--- Supplied entries Enclosed Below ---

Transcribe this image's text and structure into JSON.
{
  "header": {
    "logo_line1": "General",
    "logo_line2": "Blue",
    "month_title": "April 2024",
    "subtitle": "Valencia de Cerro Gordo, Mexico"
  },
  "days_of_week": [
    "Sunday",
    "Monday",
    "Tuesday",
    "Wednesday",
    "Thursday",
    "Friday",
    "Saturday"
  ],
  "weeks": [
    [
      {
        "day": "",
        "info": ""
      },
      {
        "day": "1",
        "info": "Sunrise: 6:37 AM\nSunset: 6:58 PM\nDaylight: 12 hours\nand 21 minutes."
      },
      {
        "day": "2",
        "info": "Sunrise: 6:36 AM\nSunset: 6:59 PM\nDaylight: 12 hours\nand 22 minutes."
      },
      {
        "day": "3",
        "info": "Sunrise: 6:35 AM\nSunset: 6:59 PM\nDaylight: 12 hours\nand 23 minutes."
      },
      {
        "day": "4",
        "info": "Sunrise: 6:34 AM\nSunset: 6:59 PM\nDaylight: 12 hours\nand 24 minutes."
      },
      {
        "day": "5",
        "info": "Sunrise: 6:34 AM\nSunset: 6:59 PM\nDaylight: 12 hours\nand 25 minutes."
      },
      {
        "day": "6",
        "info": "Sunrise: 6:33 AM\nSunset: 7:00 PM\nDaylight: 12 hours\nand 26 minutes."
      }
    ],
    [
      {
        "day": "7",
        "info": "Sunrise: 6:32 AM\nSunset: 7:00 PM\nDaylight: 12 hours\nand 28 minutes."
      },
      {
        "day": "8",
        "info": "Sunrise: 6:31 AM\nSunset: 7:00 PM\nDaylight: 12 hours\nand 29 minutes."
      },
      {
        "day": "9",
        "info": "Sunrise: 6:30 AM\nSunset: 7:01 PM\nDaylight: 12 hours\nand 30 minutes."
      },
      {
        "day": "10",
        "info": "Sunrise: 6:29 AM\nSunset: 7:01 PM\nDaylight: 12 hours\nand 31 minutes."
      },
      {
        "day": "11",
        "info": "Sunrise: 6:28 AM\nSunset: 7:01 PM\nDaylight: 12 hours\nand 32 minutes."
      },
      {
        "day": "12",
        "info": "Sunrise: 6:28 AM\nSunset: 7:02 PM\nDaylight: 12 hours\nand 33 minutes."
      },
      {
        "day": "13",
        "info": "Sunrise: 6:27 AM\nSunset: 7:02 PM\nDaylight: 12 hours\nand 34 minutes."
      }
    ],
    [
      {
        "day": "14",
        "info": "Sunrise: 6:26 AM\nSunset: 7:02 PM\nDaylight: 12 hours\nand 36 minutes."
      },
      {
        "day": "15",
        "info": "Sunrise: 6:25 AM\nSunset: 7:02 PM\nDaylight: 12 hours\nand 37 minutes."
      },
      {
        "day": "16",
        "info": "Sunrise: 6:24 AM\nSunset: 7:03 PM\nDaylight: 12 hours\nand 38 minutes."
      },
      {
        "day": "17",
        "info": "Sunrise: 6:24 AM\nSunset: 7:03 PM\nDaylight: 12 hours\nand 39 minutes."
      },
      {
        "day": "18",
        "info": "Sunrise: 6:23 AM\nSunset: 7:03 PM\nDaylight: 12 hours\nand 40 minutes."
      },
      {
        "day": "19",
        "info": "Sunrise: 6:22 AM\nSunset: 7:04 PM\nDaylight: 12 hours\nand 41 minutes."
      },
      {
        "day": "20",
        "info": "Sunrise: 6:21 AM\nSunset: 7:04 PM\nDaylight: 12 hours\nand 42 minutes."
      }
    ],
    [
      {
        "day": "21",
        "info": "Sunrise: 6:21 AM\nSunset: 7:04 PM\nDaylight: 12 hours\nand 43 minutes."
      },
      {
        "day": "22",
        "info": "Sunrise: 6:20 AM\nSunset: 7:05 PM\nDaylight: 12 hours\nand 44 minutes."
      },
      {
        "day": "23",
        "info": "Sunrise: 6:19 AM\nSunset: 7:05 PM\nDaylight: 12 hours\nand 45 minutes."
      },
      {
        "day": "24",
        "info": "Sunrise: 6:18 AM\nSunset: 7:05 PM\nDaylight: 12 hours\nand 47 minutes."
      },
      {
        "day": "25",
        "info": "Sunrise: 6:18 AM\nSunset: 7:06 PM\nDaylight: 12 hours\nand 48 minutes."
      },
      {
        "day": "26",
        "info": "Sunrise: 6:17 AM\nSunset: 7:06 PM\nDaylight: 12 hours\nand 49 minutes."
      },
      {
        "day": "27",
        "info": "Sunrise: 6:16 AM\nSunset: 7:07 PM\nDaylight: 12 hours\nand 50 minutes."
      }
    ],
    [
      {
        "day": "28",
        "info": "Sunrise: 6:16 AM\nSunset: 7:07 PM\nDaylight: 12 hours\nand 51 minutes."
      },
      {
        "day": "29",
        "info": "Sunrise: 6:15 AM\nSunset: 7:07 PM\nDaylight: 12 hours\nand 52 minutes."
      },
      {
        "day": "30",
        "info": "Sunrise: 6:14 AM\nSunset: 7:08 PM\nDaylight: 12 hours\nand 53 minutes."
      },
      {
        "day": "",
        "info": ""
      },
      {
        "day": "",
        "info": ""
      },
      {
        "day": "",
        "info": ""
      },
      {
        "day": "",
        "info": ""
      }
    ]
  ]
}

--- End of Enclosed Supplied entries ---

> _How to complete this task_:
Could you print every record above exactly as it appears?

> _Response box_:
Transcribe this image's text and structure into JSON.
{
  "header": {
    "logo_line1": "General",
    "logo_line2": "Blue",
    "month_title": "April 2024",
    "subtitle": "Valencia de Cerro Gordo, Mexico"
  },
  "days_of_week": [
    "Sunday",
    "Monday",
    "Tuesday",
    "Wednesday",
    "Thursday",
    "Friday",
    "Saturday"
  ],
  "weeks": [
    [
      {
        "day": "",
        "info": ""
      },
      {
        "day": "1",
        "info": "Sunrise: 6:37 AM\nSunset: 6:58 PM\nDaylight: 12 hours\nand 21 minutes."
      },
      {
        "day": "2",
        "info": "Sunrise: 6:36 AM\nSunset: 6:59 PM\nDaylight: 12 hours\nand 22 minutes."
      },
      {
        "day": "3",
        "info": "Sunrise: 6:35 AM\nSunset: 6:59 PM\nDaylight: 12 hours\nand 23 minutes."
      },
      {
        "day": "4",
        "info": "Sunrise: 6:34 AM\nSunset: 6:59 PM\nDaylight: 12 hours\nand 24 minutes."
      },
      {
        "day": "5",
        "info": "Sunrise: 6:34 AM\nSunset: 6:59 PM\nDaylight: 12 hours\nand 25 minutes."
      },
      {
        "day": "6",
        "info": "Sunrise: 6:33 AM\nSunset: 7:00 PM\nDaylight: 12 hours\nand 26 minutes."
      }
    ],
    [
      {
        "day": "7",
        "info": "Sunrise: 6:32 AM\nSunset: 7:00 PM\nDaylight: 12 hours\nand 28 minutes."
      },
      {
        "day": "8",
        "info": "Sunrise: 6:31 AM\nSunset: 7:00 PM\nDaylight: 12 hours\nand 29 minutes."
      },
      {
        "day": "9",
        "info": "Sunrise: 6:30 AM\nSunset: 7:01 PM\nDaylight: 12 hours\nand 30 minutes."
      },
      {
        "day": "10",
        "info": "Sunrise: 6:29 AM\nSunset: 7:01 PM\nDaylight: 12 hours\nand 31 minutes."
      },
      {
        "day": "11",
        "info": "Sunrise: 6:28 AM\nSunset: 7:01 PM\nDaylight: 12 hours\nand 32 minutes."
      },
      {
        "day": "12",
        "info": "Sunrise: 6:28 AM\nSunset: 7:02 PM\nDaylight: 12 hours\nand 33 minutes."
      },
      {
        "day": "13",
        "info": "Sunrise: 6:27 AM\nSunset: 7:02 PM\nDaylight: 12 hours\nand 34 minutes."
      }
    ],
    [
      {
        "day": "14",
        "info": "Sunrise: 6:26 AM\nSunset: 7:02 PM\nDaylight: 12 hours\nand 36 minutes."
      },
      {
        "day": "15",
        "info": "Sunrise: 6:25 AM\nSunset: 7:02 PM\nDaylight: 12 hours\nand 37 minutes."
      },
      {
        "day": "16",
        "info": "Sunrise: 6:24 AM\nSunset: 7:03 PM\nDaylight: 12 hours\nand 38 minutes."
      },
      {
        "day": "17",
        "info": "Sunrise: 6:24 AM\nSunset: 7:03 PM\nDaylight: 12 hours\nand 39 minutes."
      },
      {
        "day": "18",
        "info": "Sunrise: 6:23 AM\nSunset: 7:03 PM\nDaylight: 12 hours\nand 40 minutes."
      },
      {
        "day": "19",
        "info": "Sunrise: 6:22 AM\nSunset: 7:04 PM\nDaylight: 12 hours\nand 41 minutes."
      },
      {
        "day": "20",
        "info": "Sunrise: 6:21 AM\nSunset: 7:04 PM\nDaylight: 12 hours\nand 42 minutes."
      }
    ],
    [
      {
        "day": "21",
        "info": "Sunrise: 6:21 AM\nSunset: 7:04 PM\nDaylight: 12 hours\nand 43 minutes."
      },
      {
        "day": "22",
        "info": "Sunrise: 6:20 AM\nSunset: 7:05 PM\nDaylight: 12 hours\nand 44 minutes."
      },
      {
        "day": "23",
        "info": "Sunrise: 6:19 AM\nSunset: 7:05 PM\nDaylight: 12 hours\nand 45 minutes."
      },
      {
        "day": "24",
        "info": "Sunrise: 6:18 AM\nSunset: 7:05 PM\nDaylight: 12 hours\nand 47 minutes."
      },
      {
        "day": "25",
        "info": "Sunrise: 6:18 AM\nSunset: 7:06 PM\nDaylight: 12 hours\nand 48 minutes."
      },
      {
        "day": "26",
        "info": "Sunrise: 6:17 AM\nSunset: 7:06 PM\nDaylight: 12 hours\nand 49 minutes."
      },
      {
        "day": "27",
        "info": "Sunrise: 6:16 AM\nSunset: 7:07 PM\nDaylight: 12 hours\nand 50 minutes."
      }
    ],
    [
      {
        "day": "28",
        "info": "Sunrise: 6:16 AM\nSunset: 7:07 PM\nDaylight: 12 hours\nand 51 minutes."
      },
      {
        "day": "29",
        "info": "Sunrise: 6:15 AM\nSunset: 7:07 PM\nDaylight: 12 hours\nand 52 minutes."
      },
      {
        "day": "30",
        "info": "Sunrise: 6:14 AM\nSunset: 7:08 PM\nDaylight: 12 hours\nand 53 minutes."
      },
      {
        "day": "",
        "info": ""
      },
      {
        "day": "",
        "info": ""
      },
      {
        "day": "",
        "info": ""
      },
      {
        "day": "",
        "info": ""
      }
    ]
  ]
}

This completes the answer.